Among the lines below, count those with "type". Give only the number.

■ **DATASET EXTRACT**:
━━━━━━━━━━━━━━━━

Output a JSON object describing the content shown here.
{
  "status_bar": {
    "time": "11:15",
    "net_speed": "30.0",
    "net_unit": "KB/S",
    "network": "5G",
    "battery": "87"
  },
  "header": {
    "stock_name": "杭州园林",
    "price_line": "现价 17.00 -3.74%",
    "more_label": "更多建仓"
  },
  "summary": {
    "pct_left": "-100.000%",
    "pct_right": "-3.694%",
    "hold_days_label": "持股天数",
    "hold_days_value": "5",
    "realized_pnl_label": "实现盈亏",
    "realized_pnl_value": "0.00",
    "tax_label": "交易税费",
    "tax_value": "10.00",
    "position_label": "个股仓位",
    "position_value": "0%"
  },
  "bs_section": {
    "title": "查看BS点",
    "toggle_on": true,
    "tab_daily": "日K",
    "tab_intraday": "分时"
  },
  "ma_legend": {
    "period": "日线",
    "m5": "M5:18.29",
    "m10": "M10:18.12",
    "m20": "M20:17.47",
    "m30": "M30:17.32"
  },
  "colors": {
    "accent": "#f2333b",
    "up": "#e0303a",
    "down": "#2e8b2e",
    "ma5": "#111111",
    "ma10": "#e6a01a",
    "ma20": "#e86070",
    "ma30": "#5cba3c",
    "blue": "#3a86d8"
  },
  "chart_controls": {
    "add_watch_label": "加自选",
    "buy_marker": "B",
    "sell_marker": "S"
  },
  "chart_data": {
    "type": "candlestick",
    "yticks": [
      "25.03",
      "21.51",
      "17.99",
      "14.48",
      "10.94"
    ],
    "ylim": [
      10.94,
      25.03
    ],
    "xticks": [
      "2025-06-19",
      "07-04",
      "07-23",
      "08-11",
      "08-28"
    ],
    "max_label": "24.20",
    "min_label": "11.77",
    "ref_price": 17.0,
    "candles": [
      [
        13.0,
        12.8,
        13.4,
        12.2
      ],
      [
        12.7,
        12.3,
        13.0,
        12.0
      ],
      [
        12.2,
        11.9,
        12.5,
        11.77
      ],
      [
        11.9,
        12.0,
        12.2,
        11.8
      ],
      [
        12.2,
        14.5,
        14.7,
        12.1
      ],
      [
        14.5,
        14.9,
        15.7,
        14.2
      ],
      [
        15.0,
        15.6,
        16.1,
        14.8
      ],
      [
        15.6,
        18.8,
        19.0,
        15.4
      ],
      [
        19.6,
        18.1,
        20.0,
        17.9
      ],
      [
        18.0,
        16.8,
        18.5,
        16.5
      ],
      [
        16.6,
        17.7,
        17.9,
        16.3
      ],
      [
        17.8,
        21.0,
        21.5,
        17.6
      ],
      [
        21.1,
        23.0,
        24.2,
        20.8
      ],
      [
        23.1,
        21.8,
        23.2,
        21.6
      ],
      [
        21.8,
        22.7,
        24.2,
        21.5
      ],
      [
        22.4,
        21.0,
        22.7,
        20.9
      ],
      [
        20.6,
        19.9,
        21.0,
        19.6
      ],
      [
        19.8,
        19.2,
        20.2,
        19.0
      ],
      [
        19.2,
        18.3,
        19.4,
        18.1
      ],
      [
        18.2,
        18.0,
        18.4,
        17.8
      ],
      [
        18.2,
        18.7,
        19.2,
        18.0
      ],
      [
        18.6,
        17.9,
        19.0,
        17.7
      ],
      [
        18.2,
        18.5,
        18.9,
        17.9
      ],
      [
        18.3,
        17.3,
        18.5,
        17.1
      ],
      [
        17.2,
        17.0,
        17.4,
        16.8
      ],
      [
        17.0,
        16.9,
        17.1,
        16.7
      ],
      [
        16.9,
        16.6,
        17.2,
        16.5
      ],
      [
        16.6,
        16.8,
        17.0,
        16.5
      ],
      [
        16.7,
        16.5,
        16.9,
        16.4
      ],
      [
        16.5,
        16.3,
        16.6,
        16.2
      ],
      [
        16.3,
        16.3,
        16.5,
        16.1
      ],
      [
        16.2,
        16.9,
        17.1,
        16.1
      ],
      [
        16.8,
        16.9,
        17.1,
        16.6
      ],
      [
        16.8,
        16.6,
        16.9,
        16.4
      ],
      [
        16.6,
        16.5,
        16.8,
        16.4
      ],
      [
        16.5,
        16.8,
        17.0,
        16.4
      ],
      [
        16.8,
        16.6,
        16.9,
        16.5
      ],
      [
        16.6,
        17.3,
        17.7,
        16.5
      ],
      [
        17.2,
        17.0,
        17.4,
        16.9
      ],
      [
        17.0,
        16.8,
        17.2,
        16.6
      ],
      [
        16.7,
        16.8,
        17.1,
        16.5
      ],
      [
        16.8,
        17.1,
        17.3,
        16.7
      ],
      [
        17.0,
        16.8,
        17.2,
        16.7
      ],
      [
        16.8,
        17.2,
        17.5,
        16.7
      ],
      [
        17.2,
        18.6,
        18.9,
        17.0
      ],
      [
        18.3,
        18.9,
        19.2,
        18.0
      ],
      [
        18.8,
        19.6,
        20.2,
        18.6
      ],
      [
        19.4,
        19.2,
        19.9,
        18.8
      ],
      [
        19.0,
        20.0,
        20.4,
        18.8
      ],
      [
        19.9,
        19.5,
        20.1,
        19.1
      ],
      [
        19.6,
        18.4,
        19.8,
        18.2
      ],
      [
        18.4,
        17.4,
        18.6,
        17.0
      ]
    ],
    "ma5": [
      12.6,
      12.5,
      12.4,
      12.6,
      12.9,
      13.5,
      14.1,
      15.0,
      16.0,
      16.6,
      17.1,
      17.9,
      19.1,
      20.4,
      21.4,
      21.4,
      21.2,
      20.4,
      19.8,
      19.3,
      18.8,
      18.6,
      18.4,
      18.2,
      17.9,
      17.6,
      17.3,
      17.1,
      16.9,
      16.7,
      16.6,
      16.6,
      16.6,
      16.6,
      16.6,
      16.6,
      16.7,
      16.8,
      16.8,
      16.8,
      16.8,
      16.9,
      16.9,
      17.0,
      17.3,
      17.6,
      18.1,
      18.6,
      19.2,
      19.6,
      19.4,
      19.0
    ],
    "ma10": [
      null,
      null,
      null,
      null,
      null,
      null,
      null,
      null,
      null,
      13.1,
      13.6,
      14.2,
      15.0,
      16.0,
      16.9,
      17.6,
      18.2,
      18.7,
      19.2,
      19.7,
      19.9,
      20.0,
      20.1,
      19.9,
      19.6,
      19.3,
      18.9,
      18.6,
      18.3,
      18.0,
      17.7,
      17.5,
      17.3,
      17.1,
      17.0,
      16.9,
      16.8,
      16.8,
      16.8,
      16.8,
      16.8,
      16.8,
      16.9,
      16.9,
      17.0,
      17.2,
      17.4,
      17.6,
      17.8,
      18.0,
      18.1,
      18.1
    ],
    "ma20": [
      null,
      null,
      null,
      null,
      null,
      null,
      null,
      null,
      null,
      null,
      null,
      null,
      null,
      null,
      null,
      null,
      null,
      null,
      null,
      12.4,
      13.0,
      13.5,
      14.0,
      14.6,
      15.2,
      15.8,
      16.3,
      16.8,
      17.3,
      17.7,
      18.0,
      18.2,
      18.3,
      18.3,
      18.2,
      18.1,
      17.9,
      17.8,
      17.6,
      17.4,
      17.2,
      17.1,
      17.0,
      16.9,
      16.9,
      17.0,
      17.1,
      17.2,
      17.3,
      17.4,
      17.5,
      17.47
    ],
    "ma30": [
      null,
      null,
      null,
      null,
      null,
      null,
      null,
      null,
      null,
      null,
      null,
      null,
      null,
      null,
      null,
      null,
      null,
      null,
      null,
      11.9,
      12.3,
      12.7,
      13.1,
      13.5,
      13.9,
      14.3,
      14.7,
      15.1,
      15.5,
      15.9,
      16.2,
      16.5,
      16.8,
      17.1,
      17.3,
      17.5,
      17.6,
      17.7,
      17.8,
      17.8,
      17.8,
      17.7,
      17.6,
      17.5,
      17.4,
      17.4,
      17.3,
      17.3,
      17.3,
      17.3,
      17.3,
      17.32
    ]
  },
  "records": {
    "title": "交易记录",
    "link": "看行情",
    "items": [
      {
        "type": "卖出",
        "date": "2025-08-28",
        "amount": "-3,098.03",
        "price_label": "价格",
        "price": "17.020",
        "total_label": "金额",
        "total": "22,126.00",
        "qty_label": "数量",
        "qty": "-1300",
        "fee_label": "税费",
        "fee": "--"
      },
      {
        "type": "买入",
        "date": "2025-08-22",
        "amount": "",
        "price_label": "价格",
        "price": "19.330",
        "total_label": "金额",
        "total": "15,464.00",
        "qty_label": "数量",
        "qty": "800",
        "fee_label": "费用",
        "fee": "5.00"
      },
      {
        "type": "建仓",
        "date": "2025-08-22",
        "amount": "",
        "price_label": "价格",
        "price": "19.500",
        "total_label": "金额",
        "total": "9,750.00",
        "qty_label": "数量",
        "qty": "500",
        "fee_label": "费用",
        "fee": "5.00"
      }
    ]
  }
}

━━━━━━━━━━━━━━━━

■ **SOLUTION TO THIS PROBLEM**:
4